The story moves rather quickly, spending little time before the monster is prowling around. There isn’t a lot of filler, so don’t expect any love stories. There is a refreshing twist that causes the plot to go in a different route than I had expected and there are a few solid twists. But is the film scary? I have to admit, I initially thought the film was too poorly lit to be considered as such. There was this annoying, reddish hue that obscured the darker scenes. But then I watched those parts on youtube and realized that the transfer was poor on my DVD. Whenever it attempts to be frightening, it does succeed in creating some mood. The monster looks okay, although it’s mostly left to the imagination and the red eyes were a nice touch. I thought the suspense was pretty effective and the zombie-filled finale is rather nail biting. In a way, it reminded me of a Lucio Fulci film, except without the excessive gore. The score is eccentric, being part silly, exciting and even a little spooky. The director uses sound magnificently, with the train suddenly making loud noises during an attack. That kept me on edge. I won’t pretend like I was ever scared, but it had its eerie moments I guess.
I thought “Horror Express” was incredibly entertaining. The actors get fun dialogue to work with and are allowed to play different kinds of characters. There is a certain level of humor to be found, but the movie never descends into camp. It just adds another layer to its entertainment level. That’s really what “Horror Express” is: Entertaining. If I were to compare it to anything, I guess it would be to “The Thing From Another World“, only because all the other reviewers are doing the same thing. Both are very dialogue heavy and while “Horror Express” might be sillier, I think it snagged the better actors- so I prefer it. While I enjoyed the attacks and supernatural elements, it was watching the characters interact that kept me invested. But what do you expect? That is bound to happen when your movie stars Christopher Lee, Peter Cushing, Telly Savalas and a crapload of other talented actors. Plus, it takes place on a freaking train!

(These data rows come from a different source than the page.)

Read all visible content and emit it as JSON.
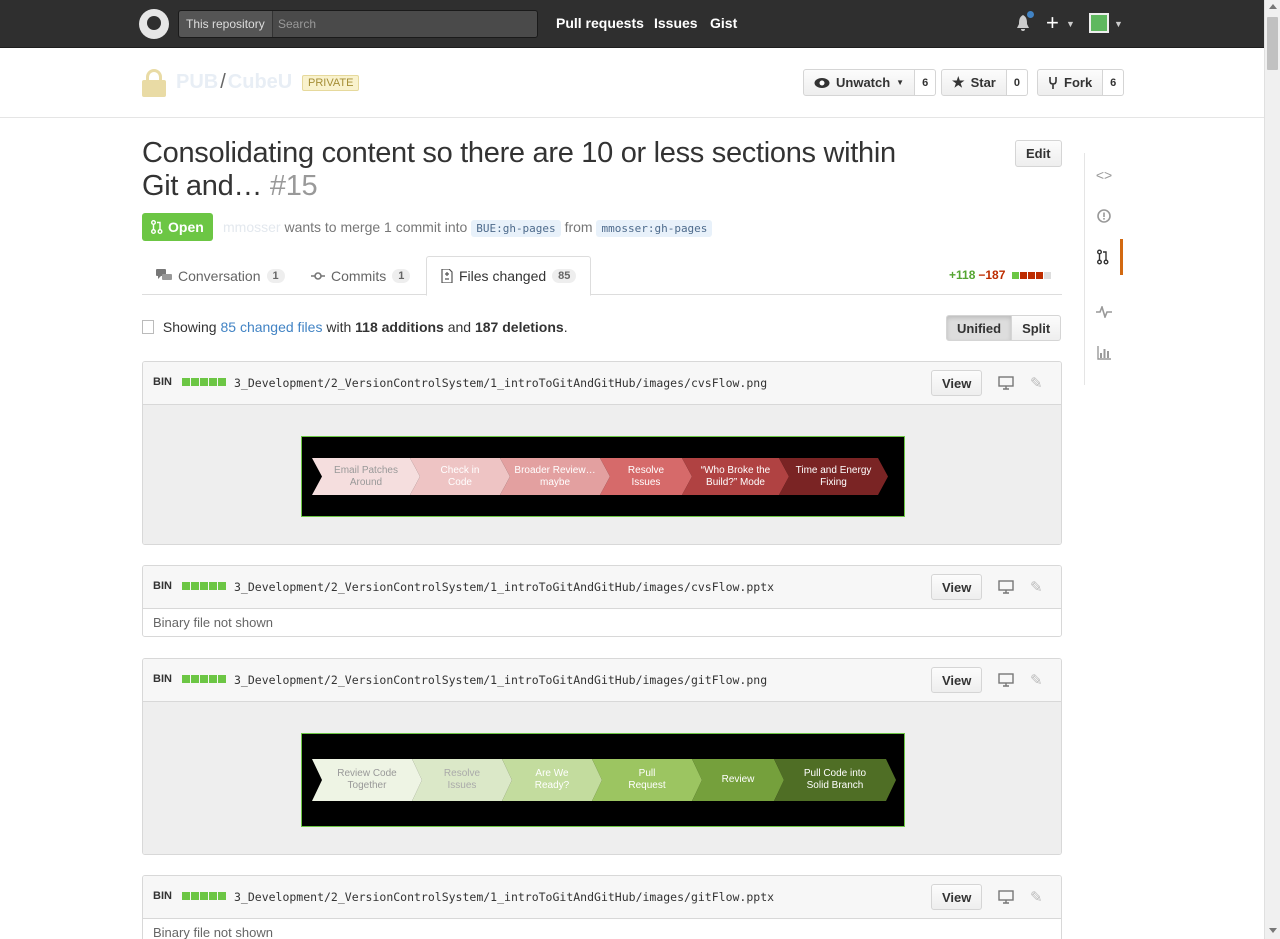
{
  "header": {
    "search_scope": "This repository",
    "search_placeholder": "Search",
    "nav": [
      "Pull requests",
      "Issues",
      "Gist"
    ],
    "plus": "+"
  },
  "repo": {
    "owner": "PUB",
    "name": "CubeU",
    "visibility": "PRIVATE",
    "watch_label": "Unwatch",
    "watch_count": "6",
    "star_label": "Star",
    "star_count": "0",
    "fork_label": "Fork",
    "fork_count": "6"
  },
  "pr": {
    "title": "Consolidating content so there are 10 or less sections within Git and…",
    "number": "#15",
    "edit_label": "Edit",
    "state": "Open",
    "author": "mmosser",
    "merge_text": "wants to merge 1 commit into",
    "base_ref": "BUE:gh-pages",
    "from_text": "from",
    "head_ref": "mmosser:gh-pages"
  },
  "tabs": [
    {
      "label": "Conversation",
      "count": "1"
    },
    {
      "label": "Commits",
      "count": "1"
    },
    {
      "label": "Files changed",
      "count": "85"
    }
  ],
  "diffstat": {
    "additions": "+118",
    "deletions": "−187"
  },
  "toc": {
    "showing": "Showing",
    "files_link": "85 changed files",
    "with": "with",
    "additions": "118 additions",
    "and": "and",
    "deletions": "187 deletions",
    "period": ".",
    "unified": "Unified",
    "split": "Split"
  },
  "files": [
    {
      "type": "BIN",
      "path": "3_Development/2_VersionControlSystem/1_introToGitAndGitHub/images/cvsFlow.png",
      "view": "View"
    },
    {
      "type": "BIN",
      "path": "3_Development/2_VersionControlSystem/1_introToGitAndGitHub/images/cvsFlow.pptx",
      "view": "View",
      "note": "Binary file not shown"
    },
    {
      "type": "BIN",
      "path": "3_Development/2_VersionControlSystem/1_introToGitAndGitHub/images/gitFlow.png",
      "view": "View"
    },
    {
      "type": "BIN",
      "path": "3_Development/2_VersionControlSystem/1_introToGitAndGitHub/images/gitFlow.pptx",
      "view": "View",
      "note": "Binary file not shown"
    }
  ],
  "cvs_flow": [
    {
      "label": "Email Patches\nAround",
      "bg": "#f5dede",
      "fg": "#999999"
    },
    {
      "label": "Check in\nCode",
      "bg": "#eec4c4",
      "fg": "#ffffff"
    },
    {
      "label": "Broader Review…\nmaybe",
      "bg": "#e3a0a0",
      "fg": "#ffffff"
    },
    {
      "label": "Resolve\nIssues",
      "bg": "#d66a6a",
      "fg": "#ffffff"
    },
    {
      "label": "“Who Broke the\nBuild?” Mode",
      "bg": "#b04242",
      "fg": "#ffffff"
    },
    {
      "label": "Time and Energy\nFixing",
      "bg": "#7a2424",
      "fg": "#ffffff"
    }
  ],
  "git_flow": [
    {
      "label": "Review Code\nTogether",
      "bg": "#eef4e4",
      "fg": "#999999"
    },
    {
      "label": "Resolve\nIssues",
      "bg": "#dbe8c8",
      "fg": "#aaaaaa"
    },
    {
      "label": "Are We\nReady?",
      "bg": "#c3dc9e",
      "fg": "#ffffff"
    },
    {
      "label": "Pull\nRequest",
      "bg": "#9cc561",
      "fg": "#ffffff"
    },
    {
      "label": "Review",
      "bg": "#75a03c",
      "fg": "#ffffff"
    },
    {
      "label": "Pull Code into\nSolid Branch",
      "bg": "#4f6e25",
      "fg": "#ffffff"
    }
  ],
  "colors": {
    "open_green": "#6cc644",
    "link_blue": "#4183c4",
    "addition_green": "#55a532",
    "deletion_red": "#bd2c00",
    "active_tab_orange": "#d26911"
  }
}
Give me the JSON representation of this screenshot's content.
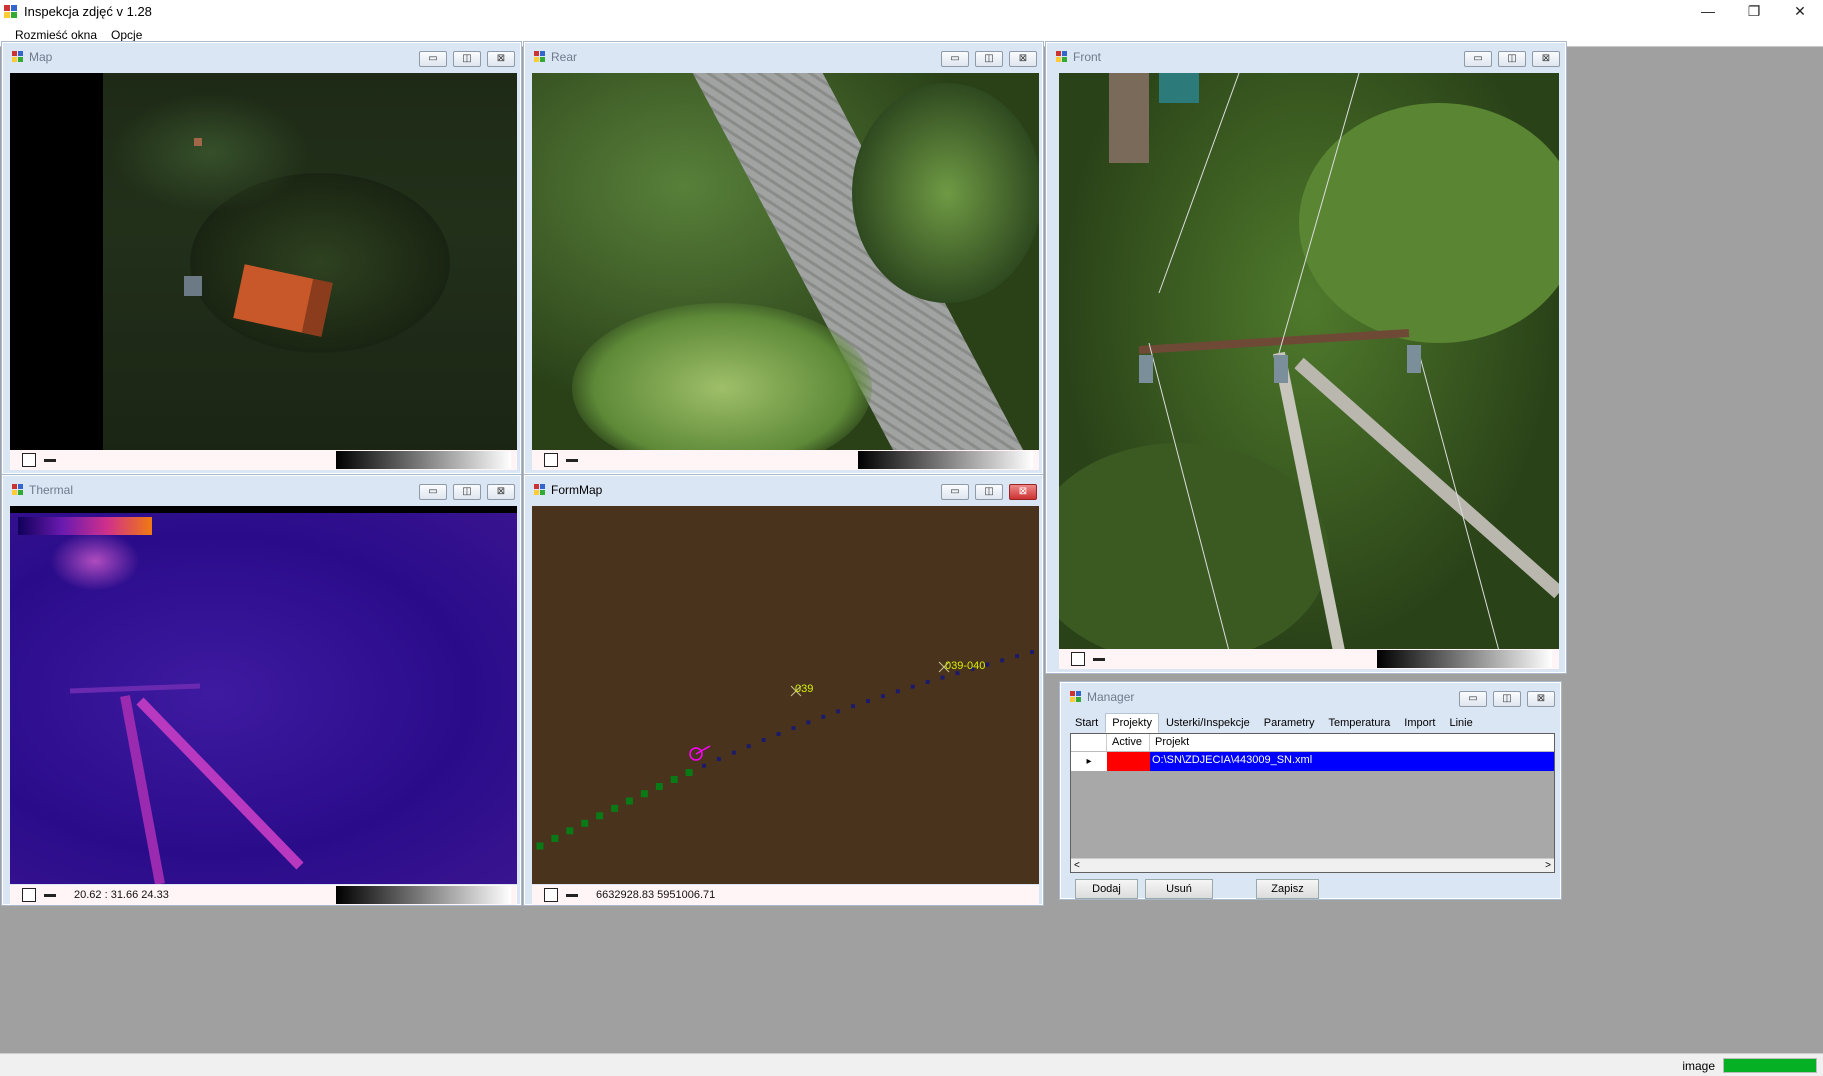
{
  "app": {
    "title": "Inspekcja zdjęć  v 1.28",
    "window_controls": {
      "minimize": "—",
      "restore": "❐",
      "close": "✕"
    }
  },
  "menu": [
    "Rozmieść okna",
    "Opcje"
  ],
  "child_controls": {
    "minimize": "▭",
    "maximize": "◫",
    "close": "⊠"
  },
  "windows": {
    "map": {
      "title": "Map"
    },
    "rear": {
      "title": "Rear"
    },
    "front": {
      "title": "Front"
    },
    "thermal": {
      "title": "Thermal",
      "footer_text": "20.62 : 31.66   24.33"
    },
    "formmap": {
      "title": "FormMap",
      "footer_text": "6632928.83 5951006.71",
      "labels": {
        "pole_1": "039",
        "pole_2": "039-040"
      },
      "background_color": "#4a331d"
    },
    "manager": {
      "title": "Manager",
      "tabs": [
        "Start",
        "Projekty",
        "Usterki/Inspekcje",
        "Parametry",
        "Temperatura",
        "Import",
        "Linie"
      ],
      "selected_tab": "Projekty",
      "grid": {
        "columns": [
          "Active",
          "Projekt"
        ],
        "rows": [
          {
            "active": "",
            "projekt": "O:\\SN\\ZDJECIA\\443009_SN.xml"
          }
        ],
        "row_marker": "▸",
        "scroll_left": "<",
        "scroll_right": ">"
      },
      "buttons": {
        "add": "Dodaj",
        "remove": "Usuń",
        "save": "Zapisz"
      }
    }
  },
  "status": {
    "label": "image",
    "progress_fraction": 1.0
  },
  "colors": {
    "active_cell": "#ff0000",
    "selected_row": "#0000ff",
    "progress": "#06b025",
    "caption_bg": "#dbe6f4"
  }
}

Violence: It’s fairly grisly, at least a PG-13 rating. It might even be R-worthy, although I guess that depends on how strict the MPAA would’ve felt like being.
Overall: If “Horror Express” sounds appealing to you, then it’s definitely worth a watch. I liked it.